▶ **Goal of the exercise**
Please copy each line in the records below that contains the string "name".

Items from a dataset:
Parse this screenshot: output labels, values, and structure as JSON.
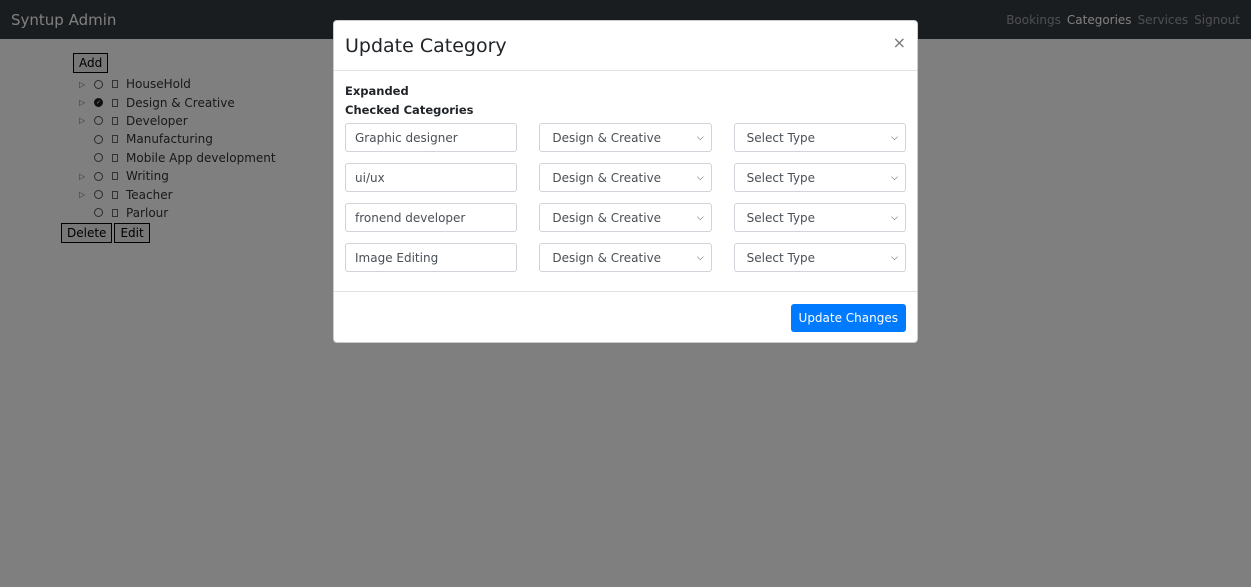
{
  "navbar": {
    "brand": "Syntup Admin",
    "links": [
      "Bookings",
      "Categories",
      "Services",
      "Signout"
    ]
  },
  "tree": {
    "add_label": "Add",
    "items": [
      {
        "label": "HouseHold",
        "expandable": true,
        "checked": false
      },
      {
        "label": "Design & Creative",
        "expandable": true,
        "checked": true
      },
      {
        "label": "Developer",
        "expandable": true,
        "checked": false
      },
      {
        "label": "Manufacturing",
        "expandable": false,
        "checked": false
      },
      {
        "label": "Mobile App development",
        "expandable": false,
        "checked": false
      },
      {
        "label": "Writing",
        "expandable": true,
        "checked": false
      },
      {
        "label": "Teacher",
        "expandable": true,
        "checked": false
      },
      {
        "label": "Parlour",
        "expandable": false,
        "checked": false
      }
    ],
    "delete_label": "Delete",
    "edit_label": "Edit"
  },
  "modal": {
    "title": "Update Category",
    "close_symbol": "×",
    "expanded_label": "Expanded",
    "checked_label": "Checked Categories",
    "rows": [
      {
        "name": "Graphic designer",
        "category": "Design & Creative",
        "type": "Select Type"
      },
      {
        "name": "ui/ux",
        "category": "Design & Creative",
        "type": "Select Type"
      },
      {
        "name": "fronend developer",
        "category": "Design & Creative",
        "type": "Select Type"
      },
      {
        "name": "Image Editing",
        "category": "Design & Creative",
        "type": "Select Type"
      }
    ],
    "submit_label": "Update Changes"
  },
  "colors": {
    "navbar_bg": "#343a40",
    "primary": "#007bff"
  }
}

▶ **Output**
        "name": "Graphic designer",
        "name": "ui/ux",
        "name": "fronend developer",
        "name": "Image Editing",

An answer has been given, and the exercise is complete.